At a time when I seemed a credible advisor on the topic, aspiring media psychologists used to ask me how to get on television. I replied that only two things were required: having an office near TV studios (my office at the Middlesex Hospital Medical School was in the middle of media land in central London) and having a popular subject, say the sexual fetishes of trauma victims who had been bitten by Royal dogs.
This blog is not a televisual event, but I hope to engage you with the popular and contentious subject of sex differences in intelligence. In part I am doing so because I intended to answer Nick Mackingtosh’s point that Richard Lynn’s work on sex differences had not been generally accepted. Sadly, Nick is no longer alive to participate, and the project was on the back burner anyway, because I thought it required going through many review papers and meta-analytic studies.
Now a paper comes along which gives a good introductory summary of the sex-differences-in-intelligence debate, and adds some new data on a large sample of over 7000 children. By way of background, all informed opinion was that men and women had the same level of intelligence, despite men’s 10% larger brain size. This paradox might have been resolved by showing that those extra neurones were required for the management of the penis. Not so, apparently. The proposal is that the extra capacity is taken up by greater visuo-spatial ability, which begs the question why it does not show up in intelligence measures. Richard Lynn upset the applecart by arguing that boys and girls matured at different rates, and when late maturing boys became men they were about 4-5 IQ points brighter than women. If one accepts that, plus the somewhat larger standard deviation for male intelligence (if one accepts that) then it is easy to see why there are more men at plus two sigma where all the interesting stuff happens. These larger issues to be discussed at a later time.
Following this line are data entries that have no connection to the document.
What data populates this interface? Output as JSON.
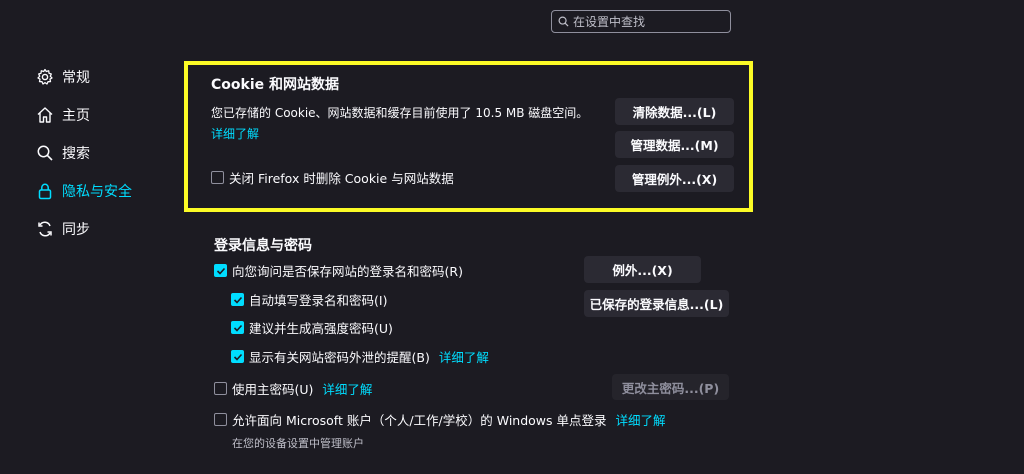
{
  "search": {
    "placeholder": "在设置中查找"
  },
  "sidebar": {
    "items": [
      {
        "label": "常规"
      },
      {
        "label": "主页"
      },
      {
        "label": "搜索"
      },
      {
        "label": "隐私与安全"
      },
      {
        "label": "同步"
      }
    ]
  },
  "cookies": {
    "title": "Cookie 和网站数据",
    "usage_text": "您已存储的 Cookie、网站数据和缓存目前使用了 10.5 MB 磁盘空间。",
    "learn_more": "详细了解",
    "delete_on_close_label": "关闭 Firefox 时删除 Cookie 与网站数据",
    "delete_on_close_checked": false,
    "clear_button": "清除数据...(L)",
    "manage_button": "管理数据...(M)",
    "exceptions_button": "管理例外...(X)"
  },
  "logins": {
    "title": "登录信息与密码",
    "ask_to_save_label": "向您询问是否保存网站的登录名和密码(R)",
    "autofill_label": "自动填写登录名和密码(I)",
    "suggest_label": "建议并生成高强度密码(U)",
    "breach_label": "显示有关网站密码外泄的提醒(B)",
    "breach_learn_more": "详细了解",
    "primary_password_label": "使用主密码(U)",
    "primary_learn_more": "详细了解",
    "windows_sso_label": "允许面向 Microsoft 账户（个人/工作/学校）的 Windows 单点登录",
    "windows_learn_more": "详细了解",
    "windows_sub": "在您的设备设置中管理账户",
    "exceptions_button": "例外...(X)",
    "saved_logins_button": "已保存的登录信息...(L)",
    "change_primary_button": "更改主密码...(P)"
  },
  "colors": {
    "accent": "#00ddff",
    "highlight_border": "#fbfb26",
    "background": "#1c1b22",
    "button": "#2b2a33"
  }
}
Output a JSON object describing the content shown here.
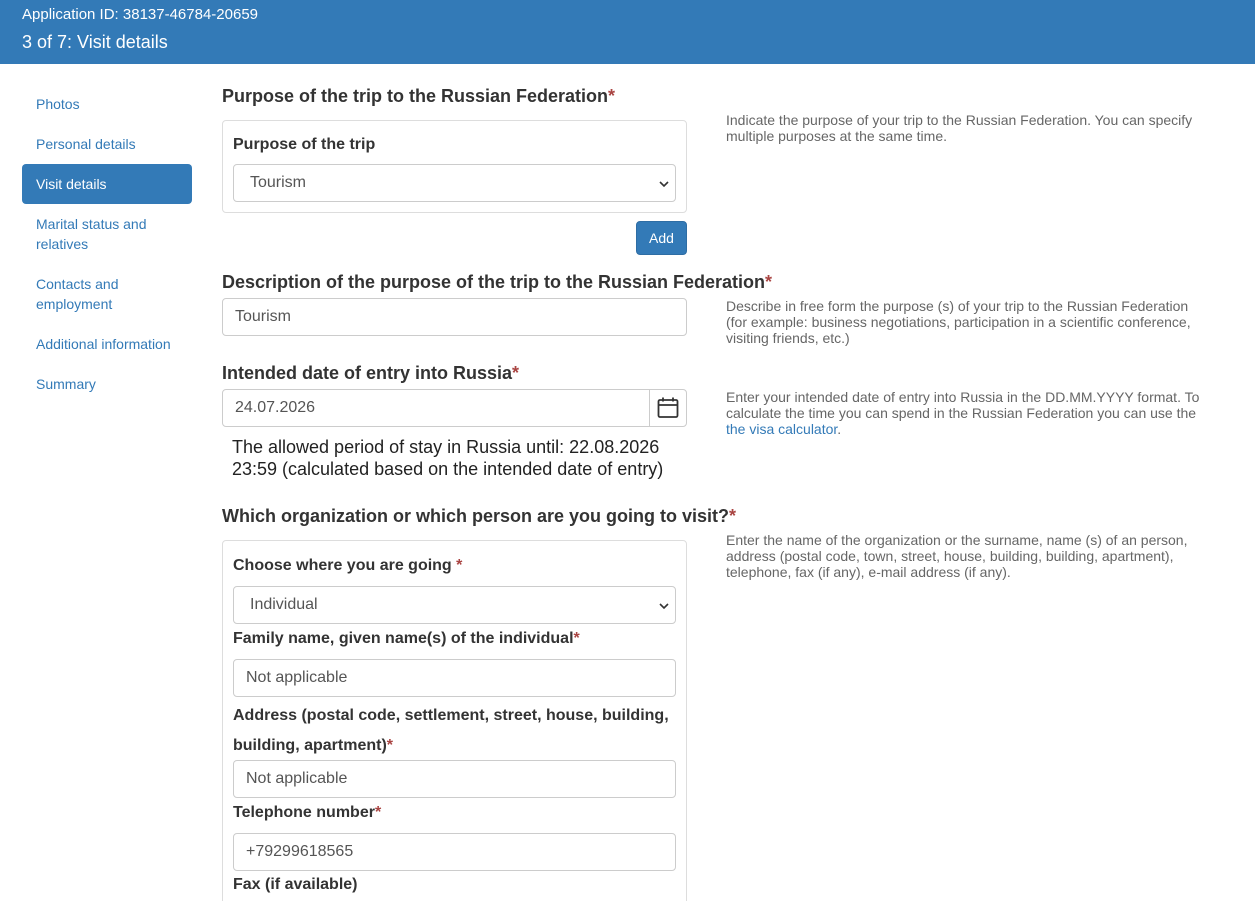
{
  "header": {
    "application_id": "Application ID: 38137-46784-20659",
    "step": "3 of 7: Visit details"
  },
  "sidebar": {
    "items": [
      {
        "label": "Photos"
      },
      {
        "label": "Personal details"
      },
      {
        "label": "Visit details",
        "active": true
      },
      {
        "label": "Marital status and relatives"
      },
      {
        "label": "Contacts and employment"
      },
      {
        "label": "Additional information"
      },
      {
        "label": "Summary"
      }
    ]
  },
  "purpose": {
    "title": "Purpose of the trip to the Russian Federation",
    "field_label": "Purpose of the trip",
    "selected": "Tourism",
    "add_button": "Add",
    "help": "Indicate the purpose of your trip to the Russian Federation. You can specify multiple purposes at the same time."
  },
  "description": {
    "title": "Description of the purpose of the trip to the Russian Federation",
    "value": "Tourism",
    "help": "Describe in free form the purpose (s) of your trip to the Russian Federation (for example: business negotiations, participation in a scientific conference, visiting friends, etc.)"
  },
  "entry_date": {
    "title": "Intended date of entry into Russia",
    "value": "24.07.2026",
    "stay_note": "The allowed period of stay in Russia until: 22.08.2026 23:59 (calculated based on the intended date of entry)",
    "help_prefix": "Enter your intended date of entry into Russia in the DD.MM.YYYY format. To calculate the time you can spend in the Russian Federation you can use the ",
    "help_link": "the visa calculator",
    "help_suffix": "."
  },
  "visit": {
    "title": "Which organization or which person are you going to visit?",
    "help": "Enter the name of the organization or the surname, name (s) of an person, address (postal code, town, street, house, building, building, apartment), telephone, fax (if any), e-mail address (if any).",
    "where_label": "Choose where you are going",
    "where_value": "Individual",
    "name_label": "Family name, given name(s) of the individual",
    "name_value": "Not applicable",
    "address_label_1": "Address (postal code, settlement, street, house, building,",
    "address_label_2": "building, apartment)",
    "address_value": "Not applicable",
    "phone_label": "Telephone number",
    "phone_value": "+79299618565",
    "fax_label": "Fax (if available)"
  },
  "required_mark": "*"
}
Salaheldin Farah Attallah Bakhiet, Bint-Wahab Muhammad Haseeb, Inas Fatehi Seddieg, Helen Cheng, and Richard Lynn (2015) Sex differences on Raven's Standard Progressive Matrices among 6 to 18 year olds in Sudan. Intelligence 50 (2015) 10–13.
They say: The Standard Progressive Matrices (SPM) was administered to a sample of 7226 school students aged 6 to 18 years in Sudan. The sample consisted of all the school students in the central sector of the provinces of Al Jazeera Aba, Raback, & Kosti in the White Nile state, approximately 300 km south of the capital, Khartoum. Schooling is compulsory in Sudan from the age of 6 and to 18 years.
The data were analysed for the sex differences on the total scores on the Standard Progressive Matrices and for the scores on the three factors of Gestalt Visualization, Verbal-analytic Reasoning and Visuo-spatial Ability identified by Lynn et al. (2004). To calculate scores on the three factors, a principal components analysis was carried out that showed three factors with eigenvalues greater than unity.
There were no statistically significant sex differences between the total scores of the 6 to 13 year olds, but among 14 to 18 year olds males obtained higher average scores than females and among the 16, 17 and 18 years olds the average male advantage was 0.337d, equivalent to 5 IQ points. An analysis of the data for the sex differences on the three factors of Gestalt Visualization, Verbal-analytic Reasoning and Visuospatial Ability identified by Lynn, Allik and Irwing (2004) showed similar age trends to those for the total scores.
Table 1 gives the key findings:
If I had to talk about it on television I would show the picture below, with IQ on the ordinate. The sex differences are absolutely conclusive at age 17 but indifferent at age 18, and the graph makes that more clear than the table.
The picture makes the general pattern clear, with the switchover happening at age 11 when boys start to push ahead a bit, with more gains later. Even without the exceptional 17 year old performance, sex differences are evident.
The authors come to 4 conclusions:
1) no statistically significant sex differences for 6 to 13 year olds, suggesting girls are not disadvantaged in Sudan; (I could posit a later disadvantage)
2) there are sex differences later, broadly but not perfectly in line with Lynn’s 1994 predictions;
3) male advantage is visible at age 12 and statistically significant by age 14 in Sudan, sooner than predicted, and by 16 is at the equivalent of 5 IQ points;
4) the sex differences on the three sub-factors show similar although not identical age trends as those for the total scores. The only major difference is that on Visuo-spatial ability girls performed significantly better than boys at age 11 (.17d).
So, that ends the sex lesson. Lynn’s thesis about male advantage after age 16 was derived from data from European cultures. On any assessment of culture there are significant differences between growing up in Sudan and in Europe, but the same pattern is confirmed in this study. It seems more like sexual dimorphism than cultural constraints, though one can never be sure without comparing many different cultures, and this paper is one piece in the jigsaw.
One thing the paper did not do, because it was not the main topic, was to compare the overall levels of achievement with Western norms. If one takes age 15 as a comparison point then the average score of 28 in the Sudan would be below the 5th percentile on British or US norms. This is roughly in line with the other 12 known studies on intelligence in Sudan.